10. Austin, TX

13 / 14 10. Austin, TX

Last on our red meat list is the self-proclaimed “Live Music Capital of the World.” Austinites actually rank high in exercise and healthy eating behavior -- but love to pig out on their pork, brisket and other red meats. One of the more surprising facts about Austin is that women outpace men in meat eating by almost twice as much (ranking 44 versus 23 for men). Still, Austin is a good example of “pick your own indulgence” behavior without doing yourself in. Eating meat is not nearly as bad for your health as say, smoking or eating a poor diet coupled with no exercise, but it certainly factors into your RealAge.


Tip: 7 ways to eat meat and stay healthy


Hold the Beef!

14 / 14 Hold the Beef!

While eating too much red meat is bad for your health, red meat in moderation -- no more than three servings a week -- can be a part of a healthy diet. These cities made our Top 10 List for eating just the right amount of meat.
1. Milwaukee, WI

2. Boston, MA

3. Sacramento, CA

4. Pittsburgh, PA

5. Louisville, KY

6. Philadelphia, PA

7. Cincinnati, OH

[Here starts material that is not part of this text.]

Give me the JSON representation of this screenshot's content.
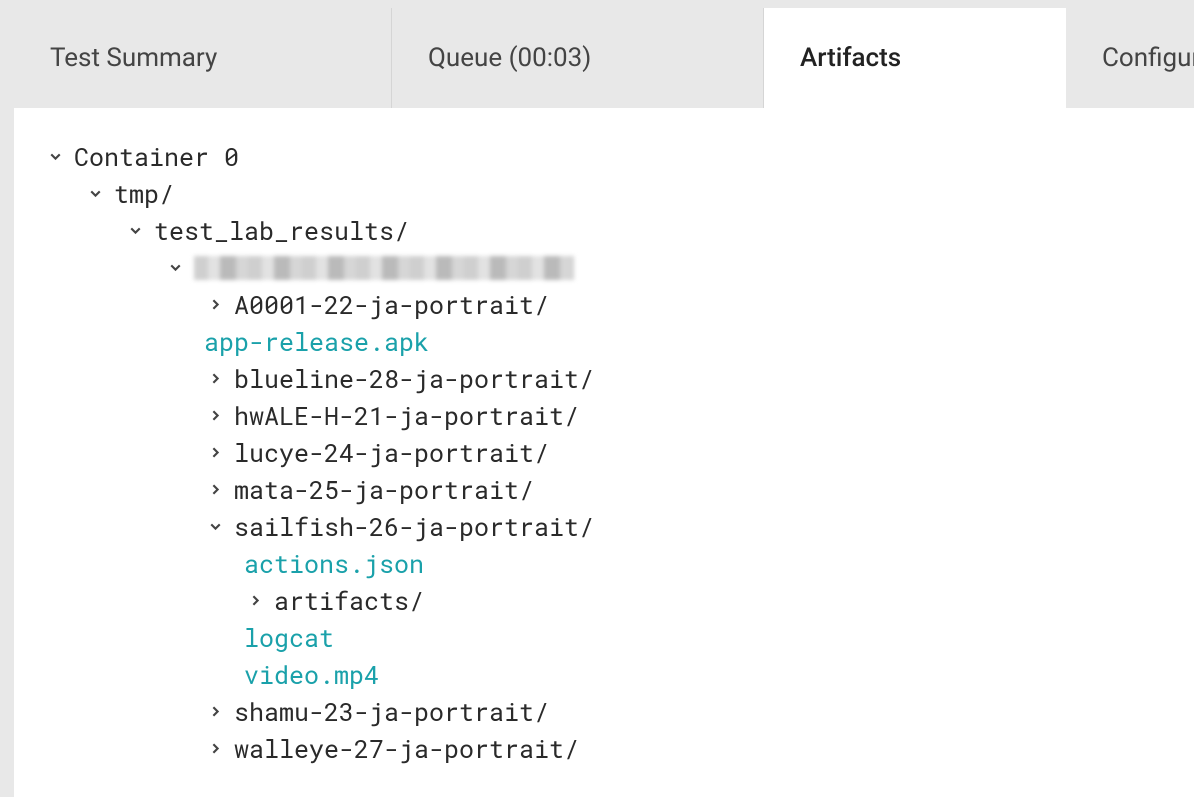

8. Rochester, NY

9. Washington, DC

10. Providence, RI
Check out all our Top Cities reports.